You go, girl! Boys indeed.
If you're unaware of the hubbub surrounding Zweig's public art project, it can be quickly summed up as artistically naive politicians trying to put the brakes on a worthy project that's already been approved and budgeted for--a.k.a. business as usual.
As Schumacher points out in her post, one of the main reasons that the majority of the Common Council's Public Works Committee are expressing negativity toward the work, as demonstrated by their very mature "giggling, sighing and making fun" at yesterday's meeting, is that no one from the artistic/creative community showed up to explain the merit of the work to them.
For her part, Miltown native Zweig could not attend the meeting as she now lives and works in Brooklyn, but she apparently watched it live via webcast.
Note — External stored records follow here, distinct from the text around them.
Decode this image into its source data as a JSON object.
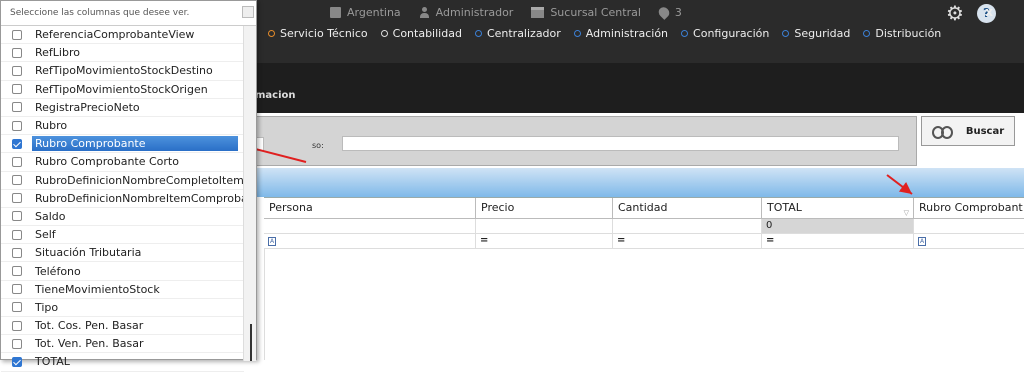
{
  "header": {
    "country": "Argentina",
    "user": "Administrador",
    "branch": "Sucursal Central",
    "location_count": "3",
    "close": "x",
    "help": "?"
  },
  "menu": [
    {
      "label": "Servicio Técnico"
    },
    {
      "label": "Contabilidad"
    },
    {
      "label": "Centralizador"
    },
    {
      "label": "Administración"
    },
    {
      "label": "Configuración"
    },
    {
      "label": "Seguridad"
    },
    {
      "label": "Distribución"
    }
  ],
  "band": {
    "tab_label": "macion"
  },
  "search": {
    "so_label": "so:",
    "button_label": "Buscar"
  },
  "grid": {
    "columns": [
      "Persona",
      "Precio",
      "Cantidad",
      "TOTAL",
      "Rubro Comprobant"
    ],
    "total_value": "0",
    "filter_eq": "="
  },
  "chooser": {
    "title": "Seleccione las columnas que desee ver.",
    "items": [
      {
        "label": "ReferenciaComprobanteView",
        "checked": false
      },
      {
        "label": "RefLibro",
        "checked": false
      },
      {
        "label": "RefTipoMovimientoStockDestino",
        "checked": false
      },
      {
        "label": "RefTipoMovimientoStockOrigen",
        "checked": false
      },
      {
        "label": "RegistraPrecioNeto",
        "checked": false
      },
      {
        "label": "Rubro",
        "checked": false
      },
      {
        "label": "Rubro Comprobante",
        "checked": true
      },
      {
        "label": "Rubro Comprobante Corto",
        "checked": false
      },
      {
        "label": "RubroDefinicionNombreCompletoItemC",
        "checked": false
      },
      {
        "label": "RubroDefinicionNombreItemComproban",
        "checked": false
      },
      {
        "label": "Saldo",
        "checked": false
      },
      {
        "label": "Self",
        "checked": false
      },
      {
        "label": "Situación Tributaria",
        "checked": false
      },
      {
        "label": "Teléfono",
        "checked": false
      },
      {
        "label": "TieneMovimientoStock",
        "checked": false
      },
      {
        "label": "Tipo",
        "checked": false
      },
      {
        "label": "Tot. Cos. Pen. Basar",
        "checked": false
      },
      {
        "label": "Tot. Ven. Pen. Basar",
        "checked": false
      },
      {
        "label": "TOTAL",
        "checked": true
      }
    ]
  }
}
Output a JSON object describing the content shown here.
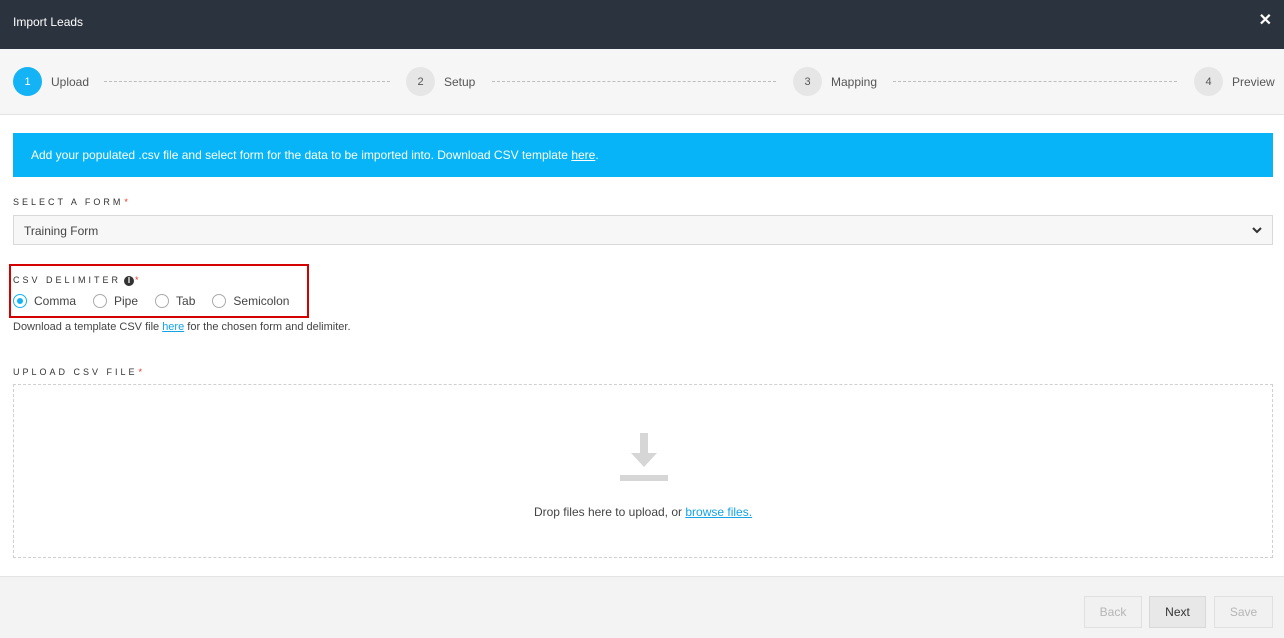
{
  "window": {
    "title": "Import Leads",
    "close_icon": "✕"
  },
  "steps": [
    {
      "num": "1",
      "label": "Upload",
      "active": true
    },
    {
      "num": "2",
      "label": "Setup",
      "active": false
    },
    {
      "num": "3",
      "label": "Mapping",
      "active": false
    },
    {
      "num": "4",
      "label": "Preview",
      "active": false
    }
  ],
  "banner": {
    "text": "Add your populated .csv file and select form for the data to be imported into. Download CSV template ",
    "link": "here",
    "suffix": "."
  },
  "form_select": {
    "label": "SELECT A FORM",
    "required": "*",
    "value": "Training Form"
  },
  "delimiter": {
    "label": "CSV DELIMITER",
    "info_icon": "i",
    "required": "*",
    "options": [
      "Comma",
      "Pipe",
      "Tab",
      "Semicolon"
    ],
    "selected": "Comma"
  },
  "hint": {
    "prefix": "Download a template CSV file ",
    "link": "here",
    "suffix": " for the chosen form and delimiter."
  },
  "upload": {
    "label": "UPLOAD CSV FILE",
    "required": "*",
    "drop_text": "Drop files here to upload, or ",
    "browse_link": "browse files."
  },
  "footer": {
    "back": "Back",
    "next": "Next",
    "save": "Save"
  },
  "colors": {
    "accent": "#13b3f5",
    "banner": "#06b4f7",
    "titlebar": "#2b333e",
    "highlight_box": "#d40000"
  }
}
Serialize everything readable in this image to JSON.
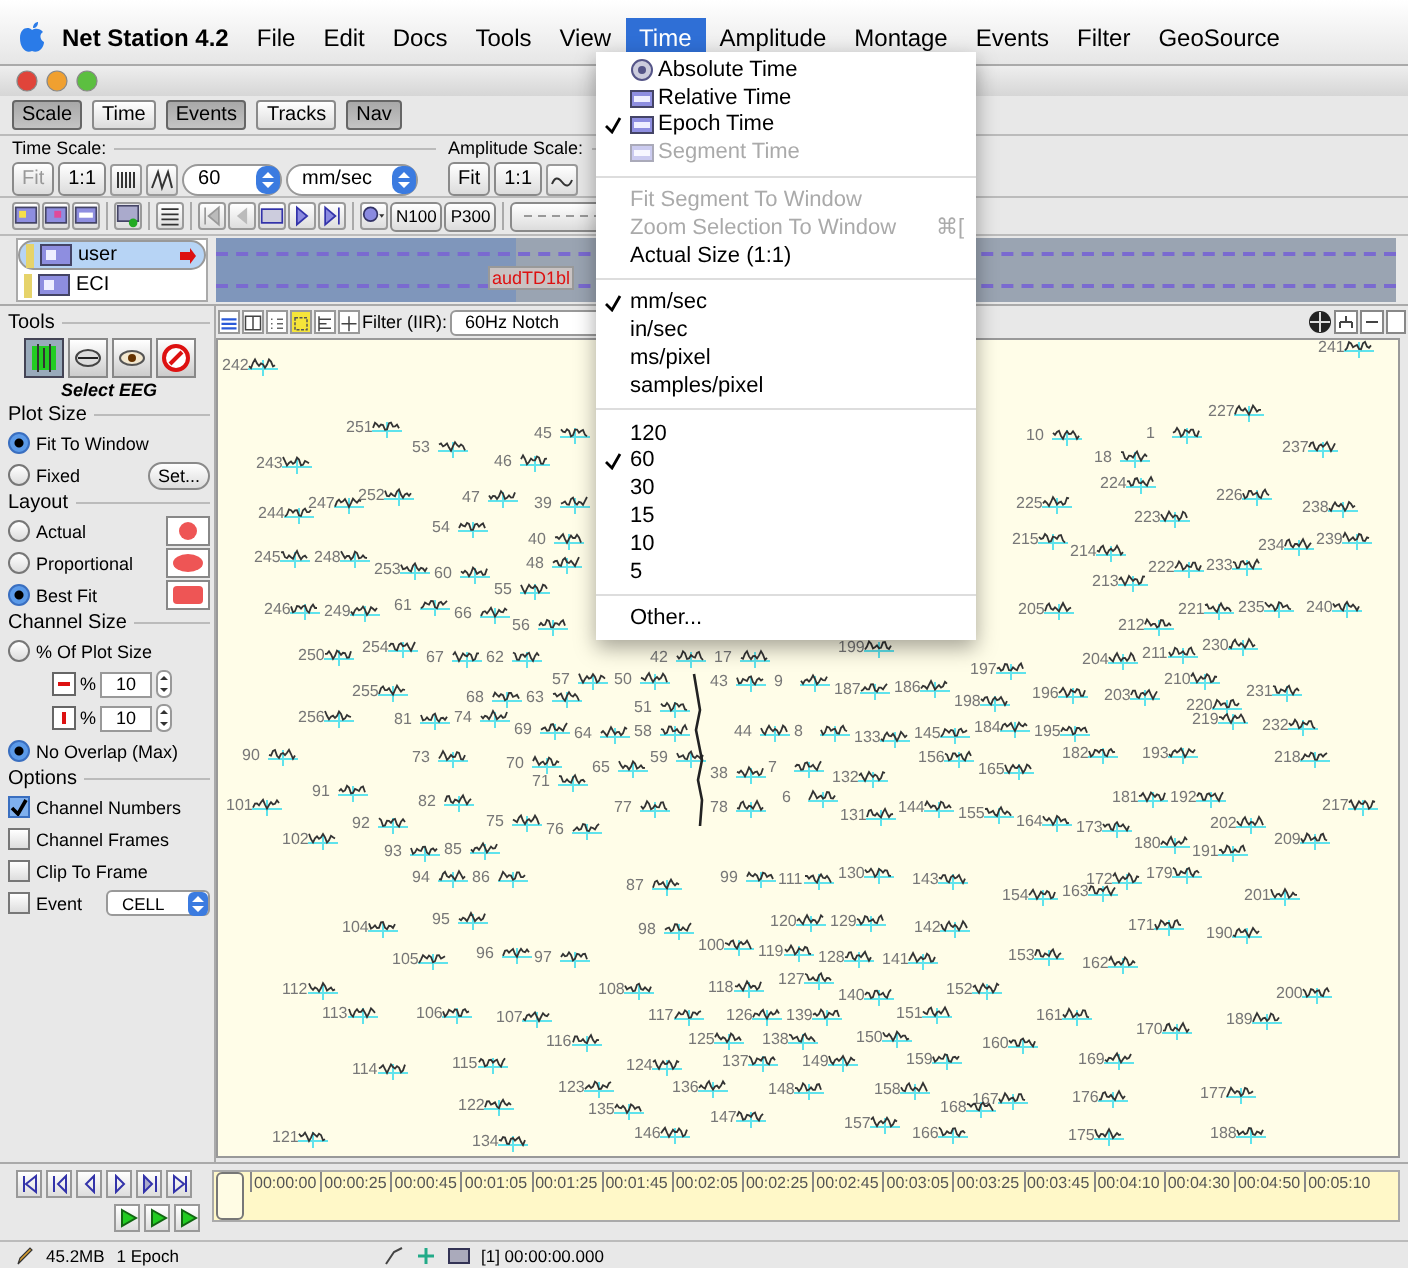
{
  "menubar": {
    "app": "Net Station 4.2",
    "items": [
      {
        "label": "File",
        "selected": false
      },
      {
        "label": "Edit",
        "selected": false
      },
      {
        "label": "Docs",
        "selected": false
      },
      {
        "label": "Tools",
        "selected": false
      },
      {
        "label": "View",
        "selected": false
      },
      {
        "label": "Time",
        "selected": true
      },
      {
        "label": "Amplitude",
        "selected": false
      },
      {
        "label": "Montage",
        "selected": false
      },
      {
        "label": "Events",
        "selected": false
      },
      {
        "label": "Filter",
        "selected": false
      },
      {
        "label": "GeoSource",
        "selected": false
      }
    ]
  },
  "toolbar_tabs": [
    {
      "label": "Scale",
      "on": true
    },
    {
      "label": "Time",
      "on": false
    },
    {
      "label": "Events",
      "on": true
    },
    {
      "label": "Tracks",
      "on": false
    },
    {
      "label": "Nav",
      "on": true
    }
  ],
  "time_scale": {
    "title": "Time Scale:",
    "buttons": [
      {
        "label": "Fit",
        "disabled": true
      },
      {
        "label": "1:1",
        "disabled": false
      }
    ],
    "rate": "60",
    "unit": "mm/sec"
  },
  "amplitude_scale": {
    "title": "Amplitude Scale:",
    "buttons": [
      {
        "label": "Fit",
        "disabled": false
      },
      {
        "label": "1:1",
        "disabled": false
      }
    ]
  },
  "event_buttons": [
    "N100",
    "P300"
  ],
  "tracks": [
    {
      "name": "user",
      "selected": true
    },
    {
      "name": "ECI",
      "selected": false
    }
  ],
  "track_marker": "audTD1bl",
  "tools_panel": {
    "title": "Tools",
    "tool_caption": "Select EEG",
    "tools": [
      {
        "kind": "select",
        "selected": true
      },
      {
        "kind": "pan",
        "selected": false
      },
      {
        "kind": "eye",
        "selected": false
      },
      {
        "kind": "stop",
        "selected": false
      }
    ],
    "plot_size": {
      "title": "Plot Size",
      "options": [
        {
          "label": "Fit To Window",
          "selected": true
        },
        {
          "label": "Fixed",
          "selected": false
        }
      ],
      "set_button": "Set..."
    },
    "layout": {
      "title": "Layout",
      "options": [
        {
          "label": "Actual",
          "selected": false,
          "kind": "circle"
        },
        {
          "label": "Proportional",
          "selected": false,
          "kind": "ellipse"
        },
        {
          "label": "Best Fit",
          "selected": true,
          "kind": "rect"
        }
      ]
    },
    "channel_size": {
      "title": "Channel Size",
      "options": [
        {
          "label": "% Of Plot Size",
          "selected": false
        },
        {
          "label": "No Overlap (Max)",
          "selected": true
        }
      ],
      "spinners": [
        {
          "kind": "width",
          "unit": "%",
          "value": "10"
        },
        {
          "kind": "height",
          "unit": "%",
          "value": "10"
        }
      ]
    },
    "options": {
      "title": "Options",
      "checkboxes": [
        {
          "label": "Channel Numbers",
          "checked": true
        },
        {
          "label": "Channel Frames",
          "checked": false
        },
        {
          "label": "Clip To Frame",
          "checked": false
        },
        {
          "label": "Event",
          "checked": false
        }
      ],
      "event_select": "CELL"
    }
  },
  "view_toolbar": {
    "filter_label": "Filter (IIR):",
    "filter": "60Hz Notch"
  },
  "channels": [
    "242",
    "241",
    "227",
    "251",
    "53",
    "45",
    "10",
    "1",
    "237",
    "46",
    "18",
    "243",
    "252",
    "47",
    "39",
    "225",
    "224",
    "223",
    "226",
    "238",
    "244",
    "247",
    "54",
    "40",
    "215",
    "214",
    "222",
    "234",
    "239",
    "245",
    "248",
    "253",
    "60",
    "48",
    "213",
    "233",
    "55",
    "246",
    "249",
    "61",
    "66",
    "56",
    "50",
    "42",
    "17",
    "199",
    "205",
    "212",
    "221",
    "235",
    "240",
    "250",
    "254",
    "67",
    "62",
    "57",
    "43",
    "9",
    "187",
    "186",
    "197",
    "204",
    "211",
    "230",
    "220",
    "255",
    "68",
    "63",
    "51",
    "198",
    "196",
    "203",
    "210",
    "231",
    "256",
    "81",
    "74",
    "69",
    "64",
    "58",
    "44",
    "8",
    "133",
    "145",
    "184",
    "195",
    "219",
    "232",
    "90",
    "73",
    "82",
    "70",
    "71",
    "65",
    "59",
    "38",
    "7",
    "132",
    "156",
    "165",
    "182",
    "193",
    "218",
    "101",
    "91",
    "75",
    "77",
    "78",
    "6",
    "131",
    "144",
    "155",
    "164",
    "173",
    "181",
    "192",
    "217",
    "92",
    "102",
    "93",
    "85",
    "76",
    "180",
    "191",
    "202",
    "209",
    "94",
    "86",
    "87",
    "99",
    "111",
    "130",
    "143",
    "154",
    "163",
    "172",
    "179",
    "201",
    "104",
    "95",
    "98",
    "120",
    "129",
    "142",
    "171",
    "190",
    "105",
    "96",
    "97",
    "100",
    "119",
    "128",
    "141",
    "153",
    "162",
    "127",
    "112",
    "108",
    "118",
    "140",
    "152",
    "200",
    "113",
    "106",
    "107",
    "117",
    "126",
    "139",
    "151",
    "161",
    "170",
    "189",
    "116",
    "125",
    "138",
    "150",
    "160",
    "114",
    "115",
    "124",
    "137",
    "149",
    "159",
    "169",
    "123",
    "136",
    "148",
    "158",
    "167",
    "176",
    "177",
    "122",
    "135",
    "168",
    "121",
    "134",
    "146",
    "147",
    "157",
    "166",
    "175",
    "188"
  ],
  "time_menu": {
    "items": [
      {
        "kind": "clock_item",
        "label": "Absolute Time",
        "checked": false,
        "disabled": false
      },
      {
        "kind": "window_item",
        "label": "Relative Time",
        "checked": false,
        "disabled": false
      },
      {
        "kind": "window_item",
        "label": "Epoch Time",
        "checked": true,
        "disabled": false
      },
      {
        "kind": "window_item",
        "label": "Segment Time",
        "checked": false,
        "disabled": true
      },
      {
        "kind": "separator"
      },
      {
        "kind": "item",
        "label": "Fit Segment To Window",
        "checked": false,
        "disabled": true
      },
      {
        "kind": "item",
        "label": "Zoom Selection To Window",
        "shortcut": "⌘[",
        "checked": false,
        "disabled": true
      },
      {
        "kind": "item",
        "label": "Actual Size (1:1)",
        "checked": false,
        "disabled": false
      },
      {
        "kind": "separator"
      },
      {
        "kind": "item",
        "label": "mm/sec",
        "checked": true,
        "disabled": false
      },
      {
        "kind": "item",
        "label": "in/sec",
        "checked": false,
        "disabled": false
      },
      {
        "kind": "item",
        "label": "ms/pixel",
        "checked": false,
        "disabled": false
      },
      {
        "kind": "item",
        "label": "samples/pixel",
        "checked": false,
        "disabled": false
      },
      {
        "kind": "separator"
      },
      {
        "kind": "item",
        "label": "120",
        "checked": false,
        "disabled": false
      },
      {
        "kind": "item",
        "label": "60",
        "checked": true,
        "disabled": false
      },
      {
        "kind": "item",
        "label": "30",
        "checked": false,
        "disabled": false
      },
      {
        "kind": "item",
        "label": "15",
        "checked": false,
        "disabled": false
      },
      {
        "kind": "item",
        "label": "10",
        "checked": false,
        "disabled": false
      },
      {
        "kind": "item",
        "label": "5",
        "checked": false,
        "disabled": false
      },
      {
        "kind": "separator"
      },
      {
        "kind": "item",
        "label": "Other...",
        "checked": false,
        "disabled": false
      }
    ]
  },
  "timeline": {
    "ticks": [
      "00:00:00",
      "00:00:25",
      "00:00:45",
      "00:01:05",
      "00:01:25",
      "00:01:45",
      "00:02:05",
      "00:02:25",
      "00:02:45",
      "00:03:05",
      "00:03:25",
      "00:03:45",
      "00:04:10",
      "00:04:30",
      "00:04:50",
      "00:05:10"
    ]
  },
  "status_bar": {
    "memory": "45.2MB",
    "epochs": "1 Epoch",
    "time": "[1] 00:00:00.000"
  }
}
Fancy, but, er, why wasn't a two-way conference call set up so she could state her case for the project that was given a unanimous thumbs-up last week by a Common Council advisory committee? Dunno. Maybe mixing 20th and 21st Century technologies is over the heads of the IT folks at City Hall. I do imagine, however, that watching this gathering in silence must of have been extremely painful for the artist.
Anyhoo, the project is now in limbo as the committee decided to put the whole thing on hold until a public hearing can be scheduled. In a related summary of the meeting, Schumacher gravely informs us, "... that could effectively cancel the project because manufacturing was slated to begin in mid-April, when a fabrication bill of $25,000 also comes due, Zweig said." Not good.
You can see examples of Janet Zweig's work on her website. Hopefully, images of this completed project will end up there someday as well.